··· EXTRACTED ENTRIES ···

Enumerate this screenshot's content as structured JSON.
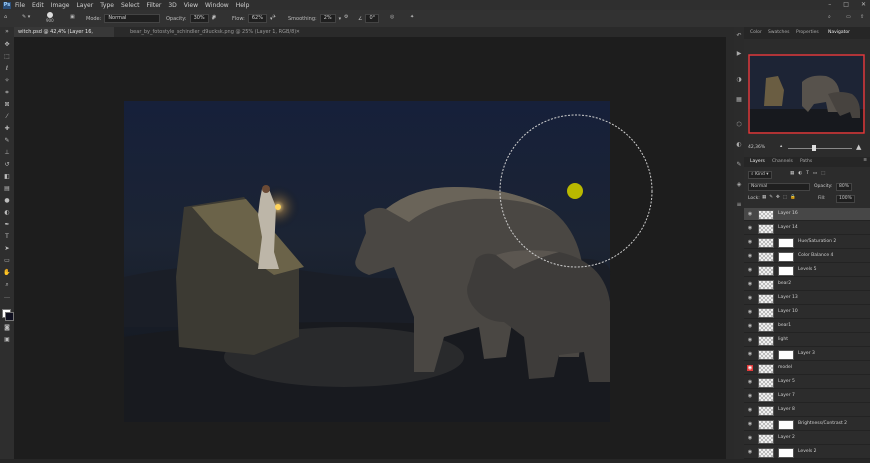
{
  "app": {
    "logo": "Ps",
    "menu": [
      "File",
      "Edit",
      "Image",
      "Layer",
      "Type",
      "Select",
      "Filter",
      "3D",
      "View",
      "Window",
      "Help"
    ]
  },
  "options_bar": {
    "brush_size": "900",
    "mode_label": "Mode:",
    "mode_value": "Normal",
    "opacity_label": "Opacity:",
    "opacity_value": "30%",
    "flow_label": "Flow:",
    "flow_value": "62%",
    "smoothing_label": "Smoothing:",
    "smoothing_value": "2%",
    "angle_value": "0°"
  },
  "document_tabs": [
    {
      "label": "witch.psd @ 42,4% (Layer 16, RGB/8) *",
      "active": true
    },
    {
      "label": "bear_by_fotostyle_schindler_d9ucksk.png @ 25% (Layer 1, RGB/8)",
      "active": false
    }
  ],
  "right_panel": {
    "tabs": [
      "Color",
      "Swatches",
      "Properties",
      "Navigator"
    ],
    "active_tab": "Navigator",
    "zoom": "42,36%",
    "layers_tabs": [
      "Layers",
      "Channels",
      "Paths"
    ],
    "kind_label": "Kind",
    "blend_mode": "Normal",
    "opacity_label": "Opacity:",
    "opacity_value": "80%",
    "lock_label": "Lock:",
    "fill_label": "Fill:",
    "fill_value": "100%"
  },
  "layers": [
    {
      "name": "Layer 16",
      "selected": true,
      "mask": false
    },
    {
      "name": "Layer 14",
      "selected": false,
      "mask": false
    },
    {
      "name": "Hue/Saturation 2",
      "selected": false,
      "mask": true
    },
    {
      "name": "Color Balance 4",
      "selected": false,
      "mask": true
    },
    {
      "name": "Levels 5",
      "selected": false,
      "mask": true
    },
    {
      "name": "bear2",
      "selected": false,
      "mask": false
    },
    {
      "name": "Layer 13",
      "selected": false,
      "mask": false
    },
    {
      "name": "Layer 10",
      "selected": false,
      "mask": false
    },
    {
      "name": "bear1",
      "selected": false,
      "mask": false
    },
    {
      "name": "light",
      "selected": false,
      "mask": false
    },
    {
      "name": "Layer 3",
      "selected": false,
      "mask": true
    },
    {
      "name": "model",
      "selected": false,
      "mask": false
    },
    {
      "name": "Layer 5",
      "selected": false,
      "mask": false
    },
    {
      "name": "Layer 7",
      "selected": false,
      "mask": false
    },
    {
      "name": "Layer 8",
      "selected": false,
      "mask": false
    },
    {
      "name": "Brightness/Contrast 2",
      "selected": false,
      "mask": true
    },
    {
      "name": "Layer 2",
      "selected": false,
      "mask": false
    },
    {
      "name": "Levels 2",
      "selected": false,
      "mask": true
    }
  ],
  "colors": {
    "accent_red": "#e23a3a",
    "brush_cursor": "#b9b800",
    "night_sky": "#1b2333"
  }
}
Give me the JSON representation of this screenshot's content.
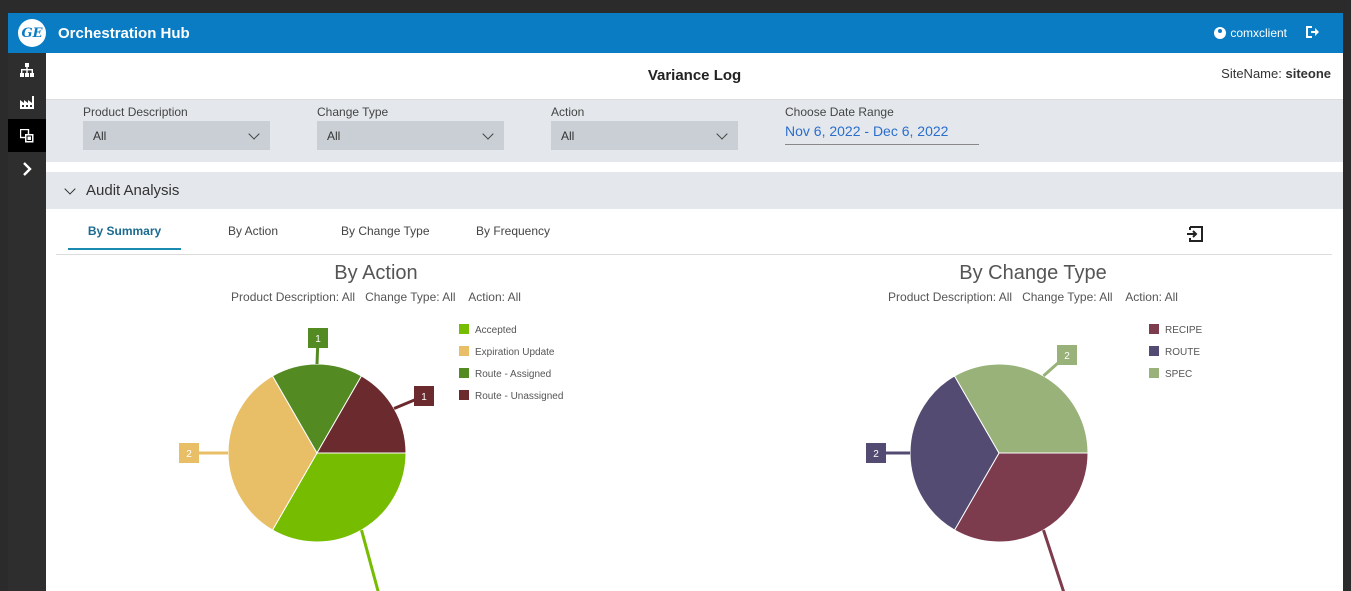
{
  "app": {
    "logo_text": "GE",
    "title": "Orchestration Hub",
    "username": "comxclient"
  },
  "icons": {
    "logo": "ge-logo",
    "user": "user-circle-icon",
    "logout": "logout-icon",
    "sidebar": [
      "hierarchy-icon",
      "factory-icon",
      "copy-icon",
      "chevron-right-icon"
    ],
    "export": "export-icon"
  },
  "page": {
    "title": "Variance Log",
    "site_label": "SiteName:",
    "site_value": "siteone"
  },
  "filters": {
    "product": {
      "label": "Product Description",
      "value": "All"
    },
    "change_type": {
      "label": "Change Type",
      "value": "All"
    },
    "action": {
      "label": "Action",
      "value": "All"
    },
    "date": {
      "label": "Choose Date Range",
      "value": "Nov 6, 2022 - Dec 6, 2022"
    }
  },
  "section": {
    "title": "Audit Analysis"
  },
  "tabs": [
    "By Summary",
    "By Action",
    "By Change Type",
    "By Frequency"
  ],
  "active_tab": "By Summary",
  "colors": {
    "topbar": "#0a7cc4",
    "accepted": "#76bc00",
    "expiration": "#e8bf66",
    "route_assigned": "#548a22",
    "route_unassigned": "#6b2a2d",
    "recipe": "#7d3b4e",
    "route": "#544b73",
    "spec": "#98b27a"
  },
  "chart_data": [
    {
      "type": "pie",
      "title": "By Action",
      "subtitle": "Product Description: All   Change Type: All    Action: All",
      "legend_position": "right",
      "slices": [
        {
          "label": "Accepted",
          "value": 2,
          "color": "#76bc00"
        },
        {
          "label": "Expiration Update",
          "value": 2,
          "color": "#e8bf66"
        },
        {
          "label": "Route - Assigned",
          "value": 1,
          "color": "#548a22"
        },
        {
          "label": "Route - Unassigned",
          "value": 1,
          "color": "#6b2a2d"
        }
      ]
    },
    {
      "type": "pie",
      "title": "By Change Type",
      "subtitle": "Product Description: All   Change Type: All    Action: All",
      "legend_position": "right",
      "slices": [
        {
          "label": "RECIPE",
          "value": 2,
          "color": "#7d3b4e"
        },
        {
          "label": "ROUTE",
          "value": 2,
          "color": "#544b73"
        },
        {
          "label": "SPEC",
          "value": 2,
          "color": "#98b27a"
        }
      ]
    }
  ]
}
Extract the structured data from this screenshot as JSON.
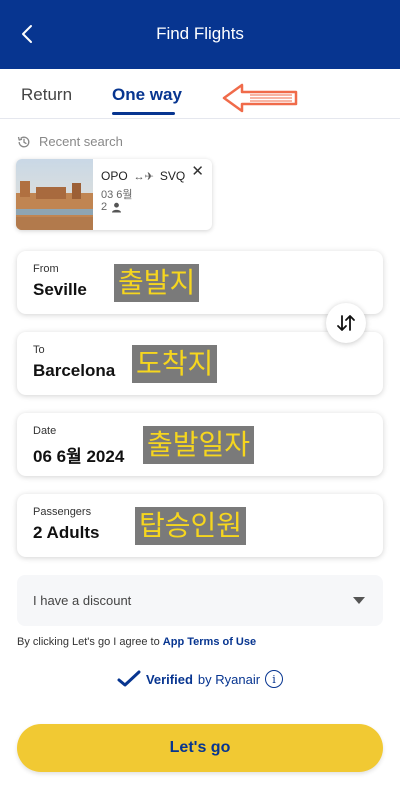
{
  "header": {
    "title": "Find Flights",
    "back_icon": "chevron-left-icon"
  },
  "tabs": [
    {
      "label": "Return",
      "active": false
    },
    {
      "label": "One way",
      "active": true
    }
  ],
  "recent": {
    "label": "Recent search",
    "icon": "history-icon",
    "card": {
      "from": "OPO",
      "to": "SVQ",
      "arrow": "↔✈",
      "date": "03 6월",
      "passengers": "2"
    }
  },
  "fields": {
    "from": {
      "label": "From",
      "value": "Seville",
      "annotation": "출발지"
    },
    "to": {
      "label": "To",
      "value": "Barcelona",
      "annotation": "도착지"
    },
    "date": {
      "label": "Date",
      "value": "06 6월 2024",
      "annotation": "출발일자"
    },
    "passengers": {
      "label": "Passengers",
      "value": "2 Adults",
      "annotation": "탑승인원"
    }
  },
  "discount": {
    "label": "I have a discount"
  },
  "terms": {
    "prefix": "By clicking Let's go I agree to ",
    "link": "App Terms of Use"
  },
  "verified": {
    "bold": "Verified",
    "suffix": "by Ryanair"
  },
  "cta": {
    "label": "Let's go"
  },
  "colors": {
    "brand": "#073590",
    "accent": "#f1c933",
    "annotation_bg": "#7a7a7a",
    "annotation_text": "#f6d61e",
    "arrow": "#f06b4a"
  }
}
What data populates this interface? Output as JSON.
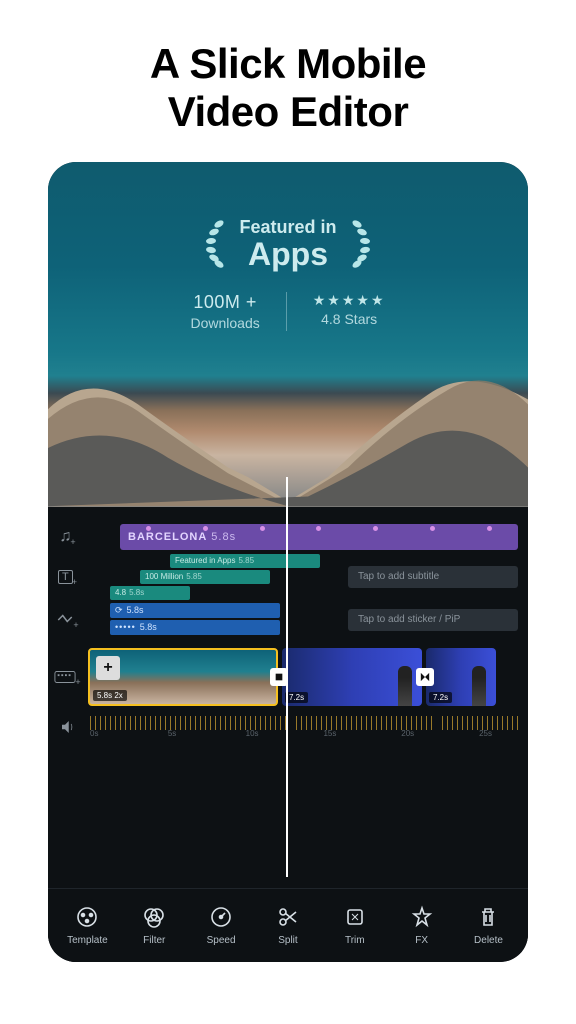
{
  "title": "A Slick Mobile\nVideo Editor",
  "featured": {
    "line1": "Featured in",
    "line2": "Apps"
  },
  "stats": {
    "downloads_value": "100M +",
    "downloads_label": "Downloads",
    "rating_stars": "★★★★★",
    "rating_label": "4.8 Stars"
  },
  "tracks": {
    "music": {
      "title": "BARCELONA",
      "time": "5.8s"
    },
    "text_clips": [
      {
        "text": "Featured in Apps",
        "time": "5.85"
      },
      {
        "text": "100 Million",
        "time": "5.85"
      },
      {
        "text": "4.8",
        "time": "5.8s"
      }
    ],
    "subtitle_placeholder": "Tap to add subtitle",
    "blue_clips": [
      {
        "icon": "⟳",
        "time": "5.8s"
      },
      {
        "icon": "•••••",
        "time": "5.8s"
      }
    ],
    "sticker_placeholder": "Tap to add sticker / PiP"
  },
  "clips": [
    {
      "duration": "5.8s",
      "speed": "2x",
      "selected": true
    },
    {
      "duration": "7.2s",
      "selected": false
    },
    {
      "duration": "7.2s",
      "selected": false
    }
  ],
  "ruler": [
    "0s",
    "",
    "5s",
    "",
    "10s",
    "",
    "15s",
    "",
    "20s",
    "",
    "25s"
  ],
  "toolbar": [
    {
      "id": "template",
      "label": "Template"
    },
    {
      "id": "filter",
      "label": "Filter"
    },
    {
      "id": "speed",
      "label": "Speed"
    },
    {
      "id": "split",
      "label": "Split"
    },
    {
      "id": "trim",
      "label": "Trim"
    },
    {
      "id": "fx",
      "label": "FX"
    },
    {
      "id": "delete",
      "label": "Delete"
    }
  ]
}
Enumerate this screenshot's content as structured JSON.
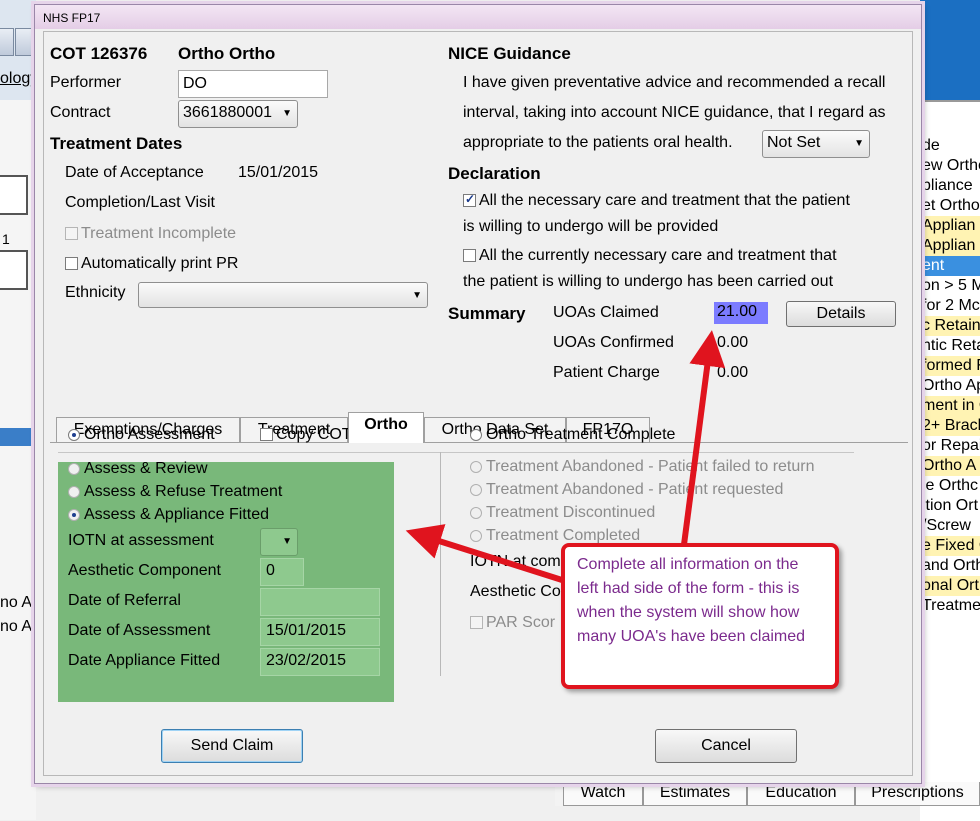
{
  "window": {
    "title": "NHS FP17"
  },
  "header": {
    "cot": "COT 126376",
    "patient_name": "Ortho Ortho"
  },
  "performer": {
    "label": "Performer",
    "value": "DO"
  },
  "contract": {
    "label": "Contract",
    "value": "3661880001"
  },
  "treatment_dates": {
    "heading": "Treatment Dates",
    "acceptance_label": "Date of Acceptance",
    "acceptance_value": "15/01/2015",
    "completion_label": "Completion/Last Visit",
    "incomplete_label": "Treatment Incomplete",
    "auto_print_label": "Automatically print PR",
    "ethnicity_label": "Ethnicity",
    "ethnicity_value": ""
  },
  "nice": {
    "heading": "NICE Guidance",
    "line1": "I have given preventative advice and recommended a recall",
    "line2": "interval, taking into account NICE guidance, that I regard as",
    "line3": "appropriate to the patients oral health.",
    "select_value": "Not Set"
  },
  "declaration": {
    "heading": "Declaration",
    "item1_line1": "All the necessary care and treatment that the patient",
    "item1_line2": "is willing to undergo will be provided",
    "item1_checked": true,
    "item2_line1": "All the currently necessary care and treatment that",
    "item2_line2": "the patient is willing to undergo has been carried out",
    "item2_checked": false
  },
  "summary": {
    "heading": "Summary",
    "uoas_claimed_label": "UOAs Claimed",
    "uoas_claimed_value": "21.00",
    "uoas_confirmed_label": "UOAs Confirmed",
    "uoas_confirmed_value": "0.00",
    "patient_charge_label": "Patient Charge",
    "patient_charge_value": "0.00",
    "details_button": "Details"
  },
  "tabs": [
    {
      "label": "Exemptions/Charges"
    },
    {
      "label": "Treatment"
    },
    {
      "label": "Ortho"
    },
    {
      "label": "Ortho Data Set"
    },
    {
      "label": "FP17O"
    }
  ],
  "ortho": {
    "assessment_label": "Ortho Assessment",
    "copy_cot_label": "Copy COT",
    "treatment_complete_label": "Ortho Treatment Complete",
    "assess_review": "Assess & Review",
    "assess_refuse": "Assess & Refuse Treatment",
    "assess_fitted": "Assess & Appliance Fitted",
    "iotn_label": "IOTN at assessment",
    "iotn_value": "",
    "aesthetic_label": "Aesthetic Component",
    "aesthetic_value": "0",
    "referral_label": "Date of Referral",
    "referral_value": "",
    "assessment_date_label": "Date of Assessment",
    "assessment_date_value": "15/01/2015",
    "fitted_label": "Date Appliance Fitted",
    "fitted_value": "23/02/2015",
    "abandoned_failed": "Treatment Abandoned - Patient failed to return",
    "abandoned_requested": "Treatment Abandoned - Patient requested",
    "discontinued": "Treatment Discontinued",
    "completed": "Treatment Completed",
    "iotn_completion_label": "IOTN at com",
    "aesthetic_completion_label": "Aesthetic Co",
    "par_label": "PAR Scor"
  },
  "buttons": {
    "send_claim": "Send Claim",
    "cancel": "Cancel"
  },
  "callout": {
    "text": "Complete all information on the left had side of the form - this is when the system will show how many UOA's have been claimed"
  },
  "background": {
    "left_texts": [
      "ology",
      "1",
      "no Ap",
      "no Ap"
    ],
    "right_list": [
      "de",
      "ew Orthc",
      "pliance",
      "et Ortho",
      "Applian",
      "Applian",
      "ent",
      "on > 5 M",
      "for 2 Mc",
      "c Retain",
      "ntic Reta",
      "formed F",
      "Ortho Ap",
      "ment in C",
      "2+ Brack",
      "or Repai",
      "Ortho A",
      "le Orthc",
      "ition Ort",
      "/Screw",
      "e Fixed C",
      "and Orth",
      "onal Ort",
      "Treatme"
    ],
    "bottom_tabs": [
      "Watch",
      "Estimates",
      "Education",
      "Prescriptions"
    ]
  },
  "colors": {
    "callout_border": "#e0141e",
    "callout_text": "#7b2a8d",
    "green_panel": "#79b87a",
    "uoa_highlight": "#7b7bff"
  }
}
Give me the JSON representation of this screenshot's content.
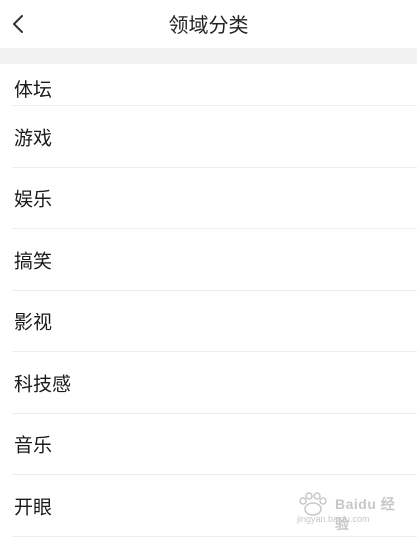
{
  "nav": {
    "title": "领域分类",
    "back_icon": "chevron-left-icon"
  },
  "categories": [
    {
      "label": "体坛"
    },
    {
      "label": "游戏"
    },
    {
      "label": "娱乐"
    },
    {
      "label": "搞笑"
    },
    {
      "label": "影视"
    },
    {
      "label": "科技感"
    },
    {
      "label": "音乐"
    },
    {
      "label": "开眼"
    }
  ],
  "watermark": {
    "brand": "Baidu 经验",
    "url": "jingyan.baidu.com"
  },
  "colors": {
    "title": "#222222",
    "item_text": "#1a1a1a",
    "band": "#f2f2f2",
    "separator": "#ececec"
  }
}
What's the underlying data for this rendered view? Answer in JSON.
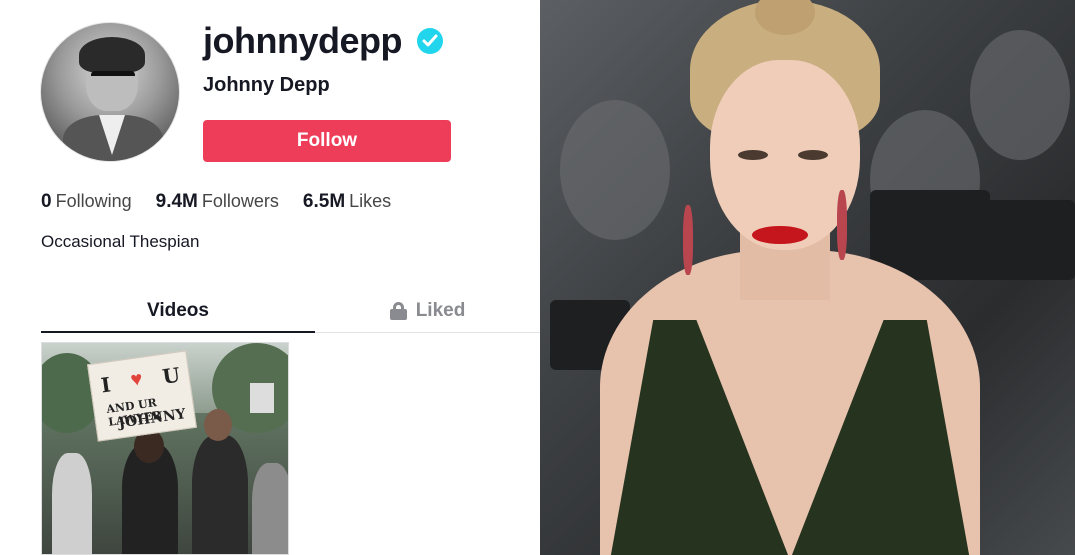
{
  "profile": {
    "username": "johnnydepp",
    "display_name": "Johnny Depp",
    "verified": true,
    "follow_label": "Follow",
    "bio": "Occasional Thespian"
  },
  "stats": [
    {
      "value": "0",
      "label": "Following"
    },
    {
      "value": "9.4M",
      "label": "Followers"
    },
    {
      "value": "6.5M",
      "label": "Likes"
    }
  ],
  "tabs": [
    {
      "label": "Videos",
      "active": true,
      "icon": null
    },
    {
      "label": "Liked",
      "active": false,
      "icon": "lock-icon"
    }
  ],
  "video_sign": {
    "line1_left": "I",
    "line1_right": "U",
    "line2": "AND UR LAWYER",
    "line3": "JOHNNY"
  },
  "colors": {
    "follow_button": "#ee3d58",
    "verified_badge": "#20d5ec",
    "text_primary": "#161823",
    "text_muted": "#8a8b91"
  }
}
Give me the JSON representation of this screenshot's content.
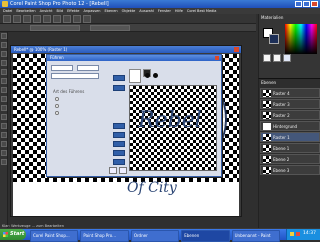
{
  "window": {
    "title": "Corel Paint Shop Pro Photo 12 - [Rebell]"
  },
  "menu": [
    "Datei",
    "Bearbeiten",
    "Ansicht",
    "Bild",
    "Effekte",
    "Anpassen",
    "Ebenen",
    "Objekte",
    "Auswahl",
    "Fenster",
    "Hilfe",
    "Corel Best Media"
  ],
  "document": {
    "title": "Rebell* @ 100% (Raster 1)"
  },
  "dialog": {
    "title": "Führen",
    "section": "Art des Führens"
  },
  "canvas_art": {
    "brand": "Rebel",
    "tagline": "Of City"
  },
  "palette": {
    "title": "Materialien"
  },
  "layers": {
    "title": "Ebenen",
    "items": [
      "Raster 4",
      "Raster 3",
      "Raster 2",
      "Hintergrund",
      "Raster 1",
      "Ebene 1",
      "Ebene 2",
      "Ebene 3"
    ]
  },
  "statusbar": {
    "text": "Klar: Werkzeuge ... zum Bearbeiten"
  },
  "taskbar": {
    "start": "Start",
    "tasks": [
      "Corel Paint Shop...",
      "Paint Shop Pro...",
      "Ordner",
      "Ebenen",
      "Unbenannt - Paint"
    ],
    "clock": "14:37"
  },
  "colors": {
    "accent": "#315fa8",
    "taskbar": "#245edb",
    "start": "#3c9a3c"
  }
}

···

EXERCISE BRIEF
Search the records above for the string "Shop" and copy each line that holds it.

WRITTEN RESPONSE
    "title": "Corel Paint Shop Pro Photo 12 - [Rebell]"
      "Corel Paint Shop...",
      "Paint Shop Pro...",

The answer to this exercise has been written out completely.